The Peripheral Diabetic Neuropathy (PDN) is a most common complication of diabetes, a metabolic disease with increasing incidence worldwide and with important social and economic effects, affecting around 126 million people in the world.The mechanisms underlying abnormal nociception in diabetes are unclear, although inflammatory cytokines were proved to play an important role in the development of neuropathic pain because induces several peripheral effects, including vasodilatation, increased vascular permeability, cell migration and pain. Abnormal excitability of primary sensory neurons plays an important role in neuropathic pain. Evidence has accumulated that abnormal excitability of primary sensory neurons may contribute to the exaggerated pain associated with diabetic neuropathy as well , in particular, it has been shown that Nav1.7 and Nav1.8 were over-expressed and the transient sodium current was increased significantly in small dorsal root ganglion (DRG) neurons in streptozotocin (STZ)-induced diabetic rats .Recent studies also show that Mesenchymal stem cells (MSCs) could be a new therapy target to treat diabetic neuropathyc pain, in fact MSC treatment reduced hyperalgesia in diabetic neuropathy ratsMesenchymal stem cells (MSCs) are multipotent stromal cells that exist in many tissues and are capable of differentiating into several different cell types. Under certain experimental conditions exogenously administered MSCs migrate to damaged tissue sites, where they participate in tissue repair. Therefore, the therapeutic effects of MSCs may depend largely on the capacity of MSCs to regulate inflammation and tissue homeostasis via an array of immunosuppressive factors, cytokines, growth factors and differentiation factors, their communication with the inflammatory microenvironment is an essential part of this process, and the cellular and molecular mechanisms of the interaction between MSCs and various participants in inflammation has as such TnF-±, prostaglandin E2, IL-1 and IL-10. Although the therapeutic effects of MSCs may depend on the capacity of MSCs to regulate inflammation studies show that cultures of neurons of diabetic rats, incubated with Tnf-± increase the Nav 1.7 channels ( Galloway C. et al., 2013) therefore, the effect of MSC on the control of diabetic neuropathic pain can occur through the modulation of the exitability of these channels in DRG neurons.Voltage-gated Na+ channels are essential for the initiation and propagation of action potentials in excitable cells.

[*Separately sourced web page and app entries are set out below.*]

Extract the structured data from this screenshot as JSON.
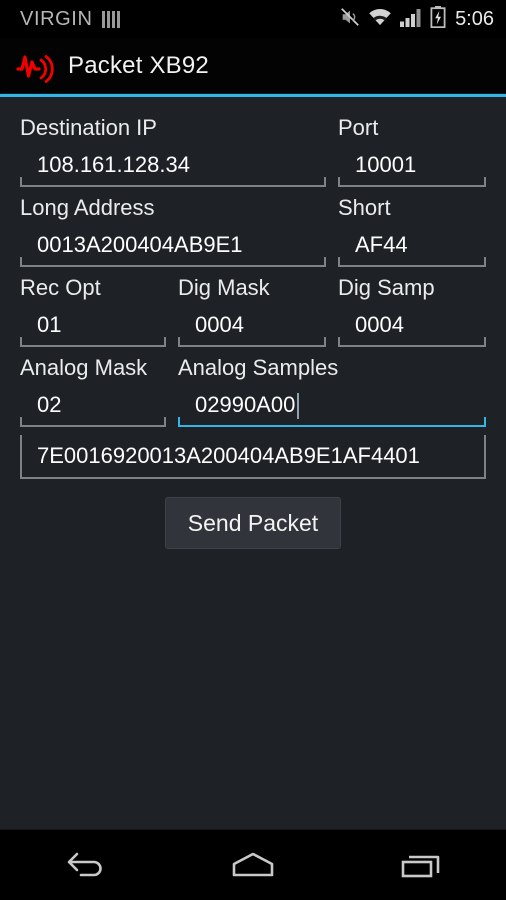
{
  "status_bar": {
    "carrier": "VIRGIN",
    "clock": "5:06",
    "icons": [
      "sim-card-icon",
      "mute-icon",
      "wifi-icon",
      "cellular-signal-icon",
      "battery-charging-icon"
    ]
  },
  "action_bar": {
    "title": "Packet XB92",
    "logo_icon": "packet-waveform-icon",
    "accent_color": "#33b5e5"
  },
  "form": {
    "rows": [
      {
        "fields": [
          {
            "label": "Destination IP",
            "value": "108.161.128.34",
            "focused": false
          },
          {
            "label": "Port",
            "value": "10001",
            "focused": false
          }
        ]
      },
      {
        "fields": [
          {
            "label": "Long Address",
            "value": "0013A200404AB9E1",
            "focused": false
          },
          {
            "label": "Short",
            "value": "AF44",
            "focused": false
          }
        ]
      },
      {
        "fields": [
          {
            "label": "Rec Opt",
            "value": "01",
            "focused": false
          },
          {
            "label": "Dig Mask",
            "value": "0004",
            "focused": false
          },
          {
            "label": "Dig Samp",
            "value": "0004",
            "focused": false
          }
        ]
      },
      {
        "fields": [
          {
            "label": "Analog Mask",
            "value": "02",
            "focused": false
          },
          {
            "label": "Analog Samples",
            "value": "02990A00",
            "focused": true
          }
        ]
      }
    ],
    "packet_output": {
      "value": "7E0016920013A200404AB9E1AF4401"
    },
    "send_button": {
      "label": "Send Packet"
    }
  },
  "nav_bar": {
    "buttons": [
      {
        "name": "back-icon",
        "label": "Back"
      },
      {
        "name": "home-icon",
        "label": "Home"
      },
      {
        "name": "recents-icon",
        "label": "Recent apps"
      }
    ]
  }
}
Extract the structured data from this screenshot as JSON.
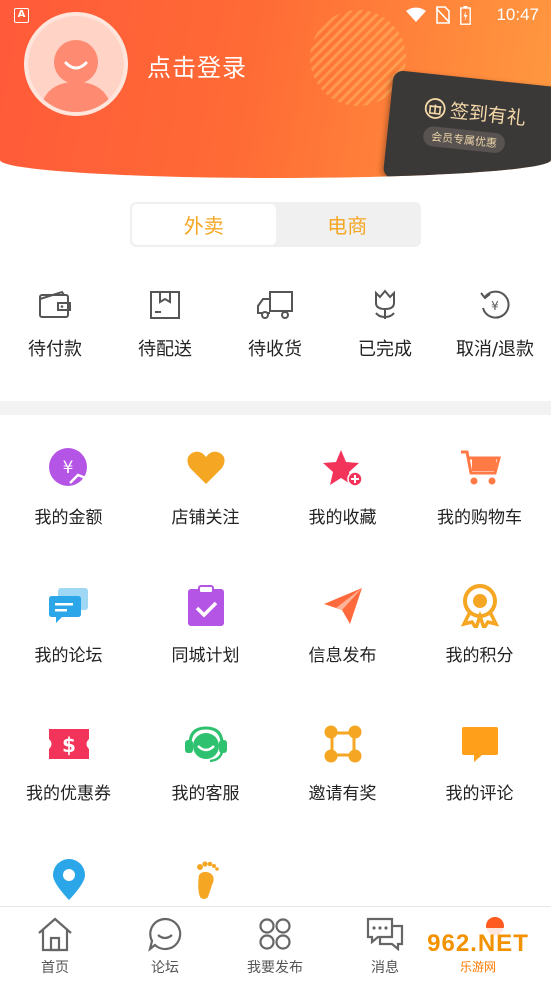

Since the expression of functional Nav. subunits is an essential hallmark of neuronal differentiation and crucial for signal transmission in the nervous system, Na+ channel activity can be used as an electrophysiological readout for neuronal maturation of differentiating ES cells toward functional neurons (Kevin R. et al.,2015)Several studies have investigated the expression of Na+ channels in stem cells and differentiating cells , some investigations have found that Na+ channel activity is important for differentiation and maturation of neuronal cells.However, this work intends to investigate whether stem cells promote changes in the electrical activity of DRG neurons of rodents with STZ-induced diabetic neuropathy. In particular we will focus on Nav1.7 and Nav1.8 that are over-expressed in small DRG neurons of STZ-induced diabetic rats, and also to investigate if the intrathecal treatment with MSCs induces the release neurotrophic growth factors and potentially supplements with specific cell types required for vascular or neuron regeneration in DRGs. Also to compare the anatomical differences between cell of groups of neurons.The overall purpose of the current study is thus to elucidate the contribution of MSCs in DRG neurons in restoring a normal neuronal activity which may, in turn, alleviate the symptoms of PDN in rodents.